The psychomimetic effects that occur after acute administration of ketamine can constitute a model of psychosis and antipsychotic drug action. However, the optimal dose/concentration has not been established and there is a large variety in outcome measures. In this study, 36 healthy volunteers (21 males and 15 females) received infusions of S(+)-ketamine or placebo to achieve pseudo-steady state concentrations of 180 and 360 ng/mL during two hours. The target of 360 ng/mL induced increasingly more intensive effects than expected, and the targets were subsequently reduced to 120 and 240 ng/mL, which were considered tolerable. There was a clear, concentration-dependent psychomimetic effect as shown on all subscales of the positive and negative syndrome scale (e.g. positive subscale +43.7%, 95%CI 34.4-53.7%, p < 0.0001 for 120 ng/mL and +70.5%, 95%CI 59.0-82.8%, p < 0.0001 for 240 ng/mL) and different visual analogue scales. The startle reflex was inhibited (prepulse inhibition) by both main target concentrations to a similar extent, suggesting a maximum effect. Ketamine was found to constitute a robust model for induction of psychomimetic symptoms and the optimal concentration range for a drug interaction study would be between 100 and 200 ng/mL.
Trial registration: ClinicalTrials.gov NCT01101659.
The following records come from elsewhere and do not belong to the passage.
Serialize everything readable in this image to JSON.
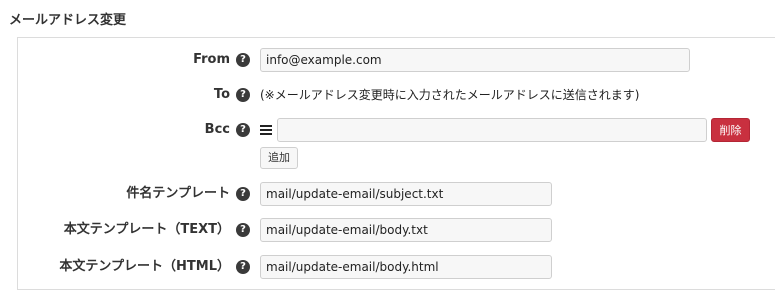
{
  "section": {
    "title": "メールアドレス変更"
  },
  "fields": {
    "from": {
      "label": "From",
      "value": "info@example.com"
    },
    "to": {
      "label": "To",
      "note": "(※メールアドレス変更時に入力されたメールアドレスに送信されます)"
    },
    "bcc": {
      "label": "Bcc",
      "value": "",
      "delete_label": "削除",
      "add_label": "追加"
    },
    "subject_template": {
      "label": "件名テンプレート",
      "value": "mail/update-email/subject.txt"
    },
    "body_text_template": {
      "label": "本文テンプレート（TEXT）",
      "value": "mail/update-email/body.txt"
    },
    "body_html_template": {
      "label": "本文テンプレート（HTML）",
      "value": "mail/update-email/body.html"
    }
  },
  "icons": {
    "help": "question-circle-icon",
    "drag": "drag-handle-icon"
  },
  "colors": {
    "danger": "#c9303f",
    "input_bg": "#f7f7f7"
  }
}
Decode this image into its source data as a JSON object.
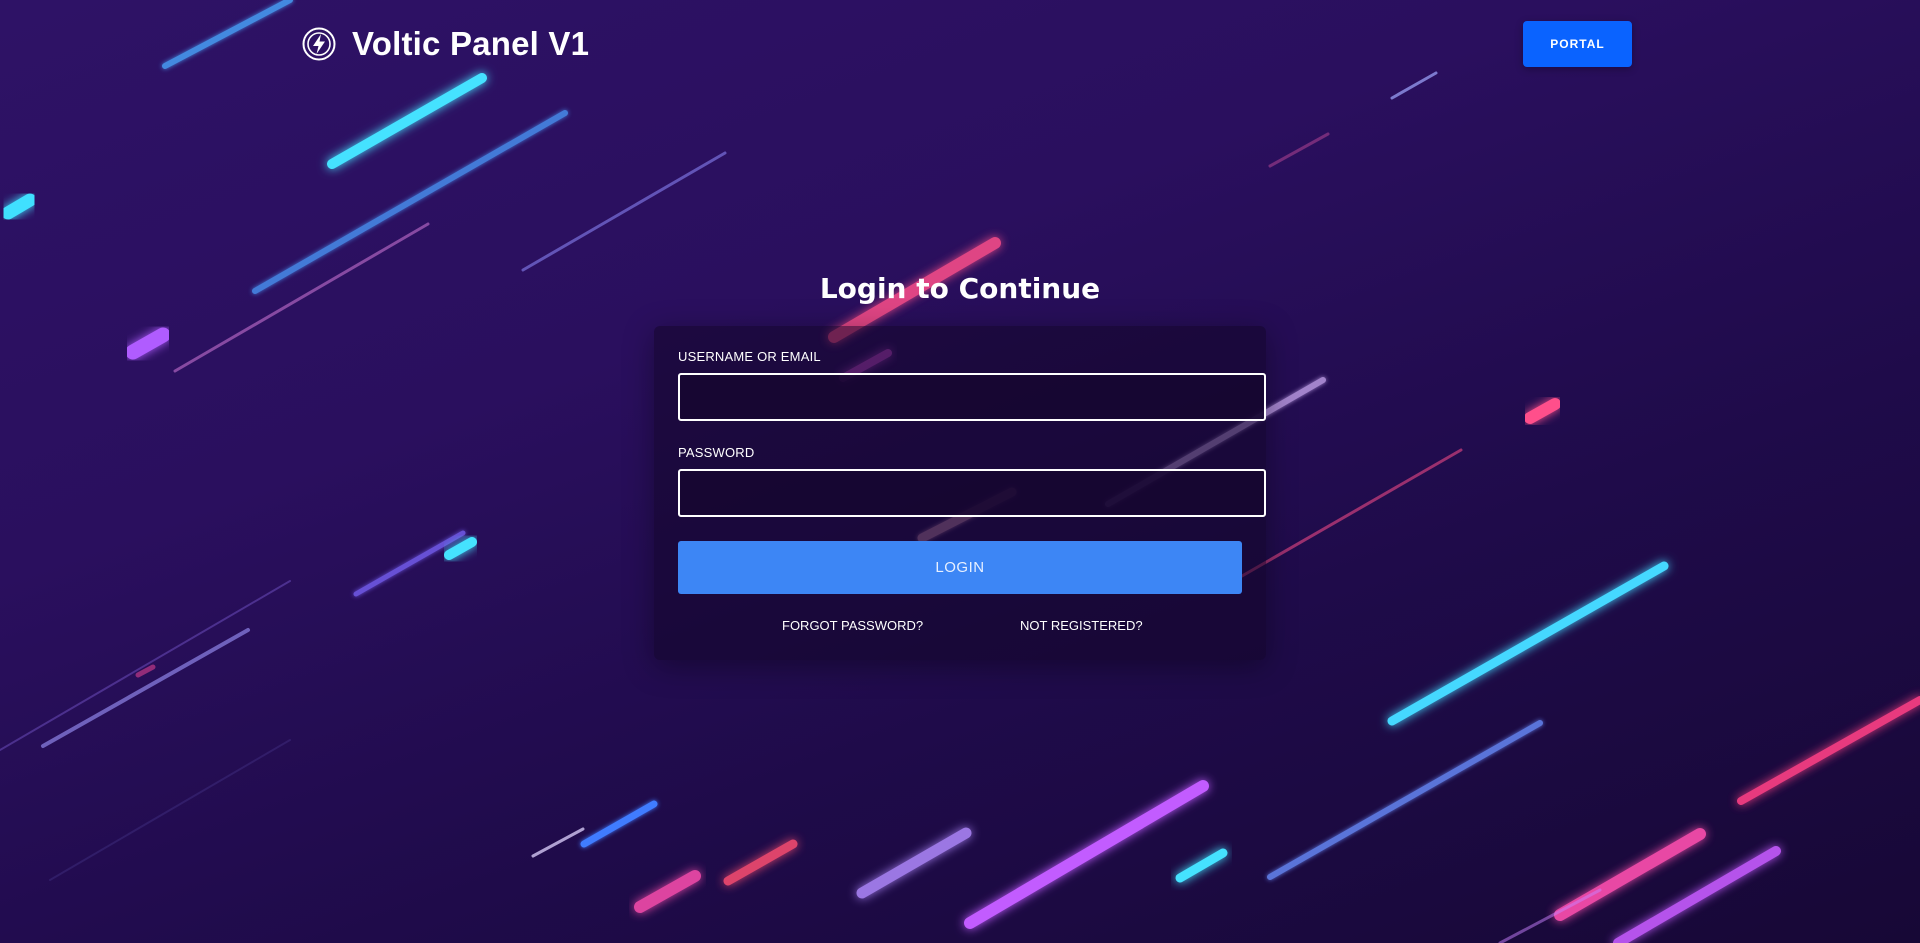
{
  "header": {
    "brand_title": "Voltic Panel V1",
    "logo_icon": "lightning-bolt-badge-icon",
    "portal_label": "PORTAL"
  },
  "login": {
    "title": "Login to Continue",
    "username_label": "USERNAME OR EMAIL",
    "username_value": "",
    "password_label": "PASSWORD",
    "password_value": "",
    "login_label": "LOGIN",
    "forgot_label": "FORGOT PASSWORD?",
    "register_label": "NOT REGISTERED?"
  },
  "colors": {
    "background": "#2a0f5e",
    "portal_button": "#0a63ff",
    "login_button": "#3d86f5",
    "neon_cyan": "#3fe0ff",
    "neon_pink": "#ff4f8b",
    "neon_purple": "#c65bff"
  }
}
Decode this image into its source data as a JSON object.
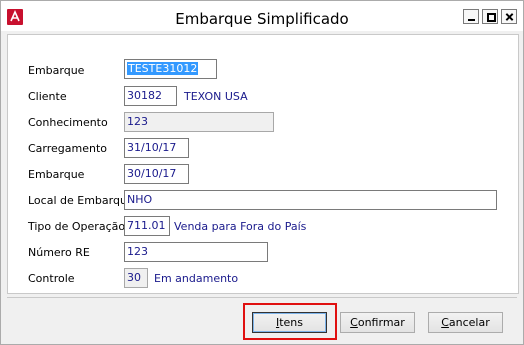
{
  "window": {
    "title": "Embarque Simplificado",
    "controls": [
      "minimize-icon",
      "maximize-icon",
      "close-icon"
    ]
  },
  "form": {
    "embarque_code": {
      "label": "Embarque",
      "value": "TESTE31012"
    },
    "cliente": {
      "label": "Cliente",
      "value": "30182",
      "description": "TEXON USA"
    },
    "conhecimento": {
      "label": "Conhecimento",
      "value": "123"
    },
    "carregamento": {
      "label": "Carregamento",
      "value": "31/10/17"
    },
    "embarque_date": {
      "label": "Embarque",
      "value": "30/10/17"
    },
    "local_embarque": {
      "label": "Local de Embarque",
      "value": "NHO"
    },
    "tipo_operacao": {
      "label": "Tipo de Operação",
      "value": "711.01",
      "description": "Venda para Fora do País"
    },
    "numero_re": {
      "label": "Número RE",
      "value": "123"
    },
    "controle": {
      "label": "Controle",
      "value": "30",
      "description": "Em andamento"
    }
  },
  "buttons": {
    "itens": {
      "accel": "I",
      "rest": "tens"
    },
    "confirmar": {
      "accel": "C",
      "rest": "onfirmar"
    },
    "cancelar": {
      "accel": "C",
      "rest": "ancelar"
    }
  },
  "colors": {
    "value_text": "#1a1a8c",
    "selection": "#3399ff",
    "highlight": "#e01010",
    "app_icon": "#c8102e"
  }
}
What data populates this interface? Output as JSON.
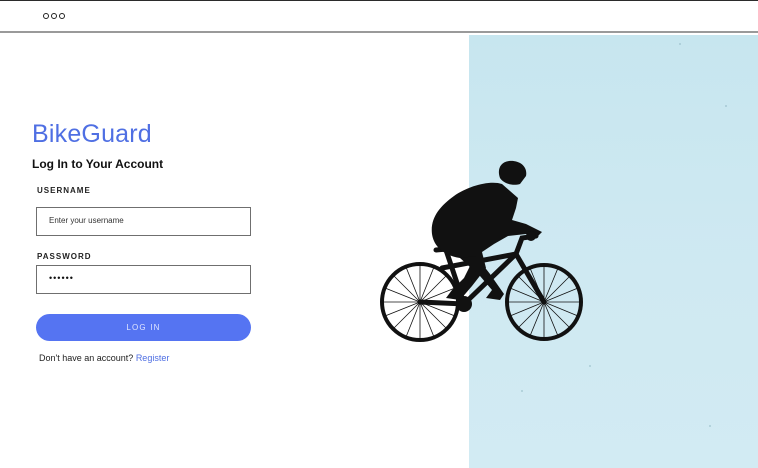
{
  "window": {
    "controls_icon": "ellipsis-dots"
  },
  "brand": {
    "name": "BikeGuard",
    "color": "#4f6fe3"
  },
  "login": {
    "title": "Log In to Your Account",
    "username_label": "USERNAME",
    "username_placeholder": "Enter your username",
    "password_label": "PASSWORD",
    "password_value": "••••••",
    "button_label": "LOG IN",
    "button_color": "#5574f2",
    "no_account_text": "Don't have an account?",
    "register_label": "Register"
  },
  "hero": {
    "background": "#cfe9f2",
    "illustration": "cyclist-silhouette"
  }
}
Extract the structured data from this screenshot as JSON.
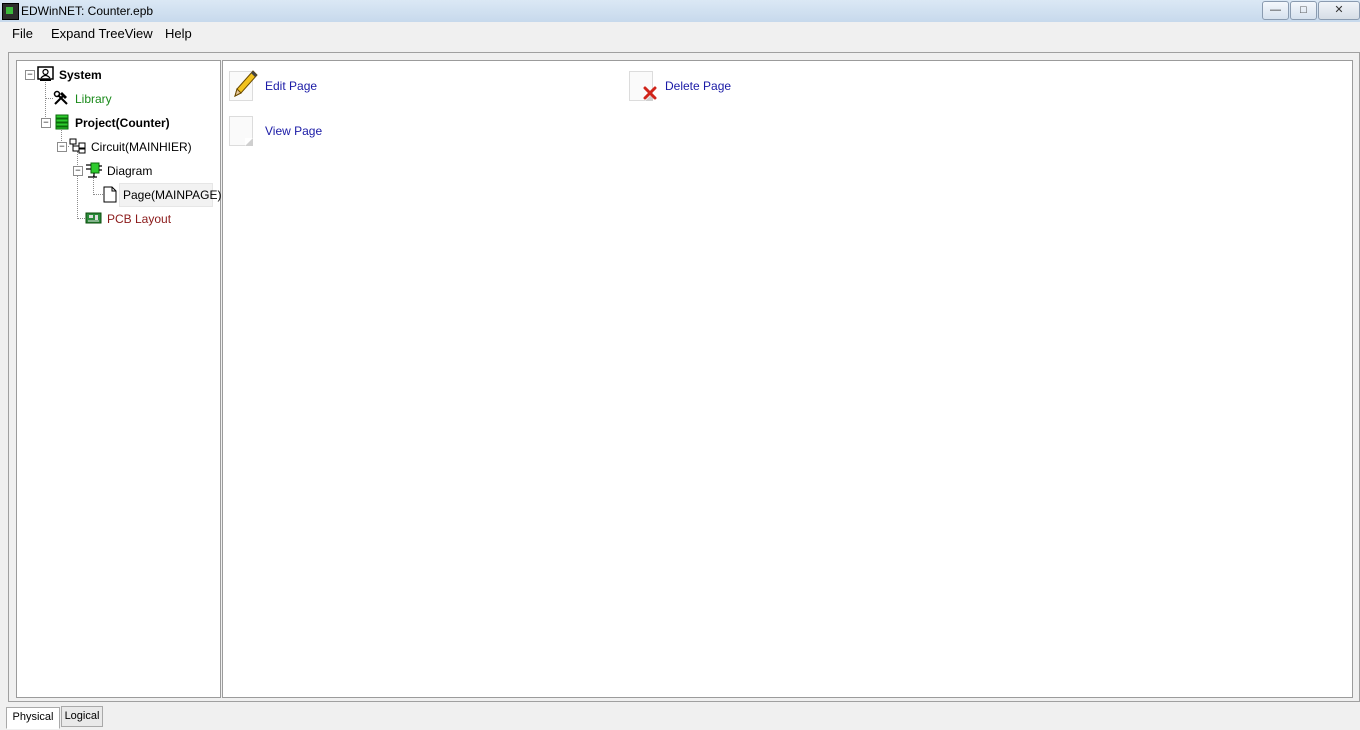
{
  "window": {
    "title": "EDWinNET: Counter.epb",
    "controls": {
      "minimize": "—",
      "maximize": "□",
      "close": "✕"
    }
  },
  "menu": {
    "items": [
      {
        "label": "File"
      },
      {
        "label": "Expand TreeView"
      },
      {
        "label": "Help"
      }
    ]
  },
  "tree": {
    "nodes": [
      {
        "label": "System",
        "icon": "system-icon",
        "bold": true,
        "color": "#000000"
      },
      {
        "label": "Library",
        "icon": "tools-icon",
        "bold": false,
        "color": "#1a8a1a"
      },
      {
        "label": "Project(Counter)",
        "icon": "project-icon",
        "bold": true,
        "color": "#000000"
      },
      {
        "label": "Circuit(MAINHIER)",
        "icon": "hierarchy-icon",
        "bold": false,
        "color": "#000000"
      },
      {
        "label": "Diagram",
        "icon": "diagram-icon",
        "bold": false,
        "color": "#000000"
      },
      {
        "label": "Page(MAINPAGE)",
        "icon": "page-icon",
        "bold": false,
        "color": "#000000",
        "selected": true
      },
      {
        "label": "PCB Layout",
        "icon": "pcb-icon",
        "bold": false,
        "color": "#8b1a1a"
      }
    ]
  },
  "actions": {
    "edit": {
      "label": "Edit Page",
      "icon": "pencil-icon"
    },
    "delete": {
      "label": "Delete Page",
      "icon": "delete-icon"
    },
    "view": {
      "label": "View Page",
      "icon": "page-icon"
    }
  },
  "tabs": [
    {
      "label": "Physical",
      "active": true
    },
    {
      "label": "Logical",
      "active": false
    }
  ],
  "colors": {
    "link": "#1a1aa6",
    "library": "#1a8a1a",
    "pcb": "#8b1a1a"
  }
}
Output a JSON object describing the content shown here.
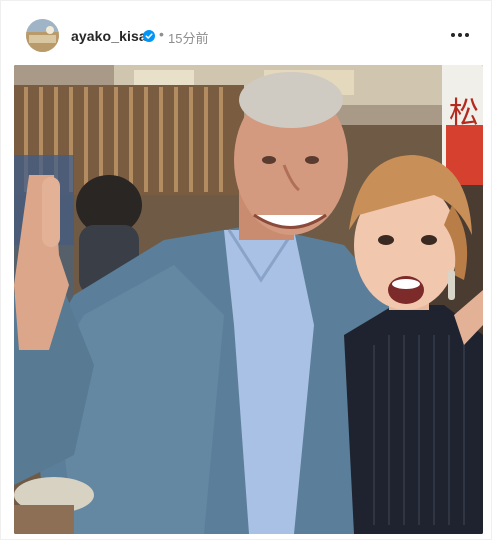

Keywords: Clinical pharmacology; biomarkers; psychosis model; psychotic disorders; schizophrenia.
© The Author(s) 2015.